Selene Mize practised law in the United States before taking up a teaching position at the Law Faculty at the University of Otago in Dunedin, New Zealand.
Selene has a BSc (double major in social psychology and communication studies) from Northwestern University, and a JD from Stanford Law School.
Selene started practising law in the United States, clerking for the US Court of Appeals and working in the media litigation department of a New York City law firm. Selene's legal practise in the United States focused on litigation for media defendants. One particularly memorable case involved working on a team defending 60 Minutes in a defamation action brought by an American army lieutenant colonel who was portrayed unfavourably in a segment covering whistleblowing for war crimes.
Selene moved to New Zealand in 1985 to take up a teaching position at the Law Faculty at the University of Otago in Dunedin, New Zealand. Her areas of expertise include legal ethics, negotiation and civil liberties. Recent publications have covered the duty to disclose material information to one's client, the code for the portrayal of people in advertising, effective negotiating, indirect discrimination and handling conflicting rights under the NZ Bill of Rights Act.

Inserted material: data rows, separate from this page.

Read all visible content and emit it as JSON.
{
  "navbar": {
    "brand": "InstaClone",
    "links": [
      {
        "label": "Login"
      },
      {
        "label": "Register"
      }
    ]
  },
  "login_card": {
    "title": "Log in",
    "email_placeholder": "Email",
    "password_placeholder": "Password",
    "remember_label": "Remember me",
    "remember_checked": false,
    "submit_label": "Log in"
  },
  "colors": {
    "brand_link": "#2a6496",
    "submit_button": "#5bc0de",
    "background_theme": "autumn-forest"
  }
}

Selene has coached winners of the International Client Counselling Competition. She has been a fellow of the National Institute for Teaching Ethics and Professionalism in the US and received the Prime Minister's Supreme Award for Tertiary Teaching Excellence in 2009.